Extract the entries in their exact form.
--- Data for the task Enclosed Below ---
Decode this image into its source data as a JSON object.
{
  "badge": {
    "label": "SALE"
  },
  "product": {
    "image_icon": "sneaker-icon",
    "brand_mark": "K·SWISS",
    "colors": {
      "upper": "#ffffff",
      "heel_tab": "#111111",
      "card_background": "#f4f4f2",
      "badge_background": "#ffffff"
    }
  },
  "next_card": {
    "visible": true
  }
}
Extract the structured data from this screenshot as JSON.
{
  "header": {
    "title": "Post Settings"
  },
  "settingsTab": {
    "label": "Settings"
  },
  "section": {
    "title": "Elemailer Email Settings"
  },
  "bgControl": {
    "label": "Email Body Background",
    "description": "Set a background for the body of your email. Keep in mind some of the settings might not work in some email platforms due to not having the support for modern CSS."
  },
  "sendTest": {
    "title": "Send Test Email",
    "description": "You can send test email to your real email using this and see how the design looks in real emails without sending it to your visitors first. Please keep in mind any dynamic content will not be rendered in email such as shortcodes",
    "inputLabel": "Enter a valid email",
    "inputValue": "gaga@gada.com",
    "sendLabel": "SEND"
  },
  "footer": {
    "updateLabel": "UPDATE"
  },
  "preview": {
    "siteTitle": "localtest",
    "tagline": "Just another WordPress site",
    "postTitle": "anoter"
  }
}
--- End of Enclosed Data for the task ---
— Result below —
Decode this image into its source data as a JSON object.
{
  "badge": {
    "label": "SALE"
  },
  "product": {
    "image_icon": "sneaker-icon",
    "brand_mark": "K·SWISS",
    "colors": {
      "upper": "#ffffff",
      "heel_tab": "#111111",
      "card_background": "#f4f4f2",
      "badge_background": "#ffffff"
    }
  },
  "next_card": {
    "visible": true
  }
}
Extract the structured data from this screenshot as JSON.
{
  "header": {
    "title": "Post Settings"
  },
  "settingsTab": {
    "label": "Settings"
  },
  "section": {
    "title": "Elemailer Email Settings"
  },
  "bgControl": {
    "label": "Email Body Background",
    "description": "Set a background for the body of your email. Keep in mind some of the settings might not work in some email platforms due to not having the support for modern CSS."
  },
  "sendTest": {
    "title": "Send Test Email",
    "description": "You can send test email to your real email using this and see how the design looks in real emails without sending it to your visitors first. Please keep in mind any dynamic content will not be rendered in email such as shortcodes",
    "inputLabel": "Enter a valid email",
    "inputValue": "gaga@gada.com",
    "sendLabel": "SEND"
  },
  "footer": {
    "updateLabel": "UPDATE"
  },
  "preview": {
    "siteTitle": "localtest",
    "tagline": "Just another WordPress site",
    "postTitle": "anoter"
  }
}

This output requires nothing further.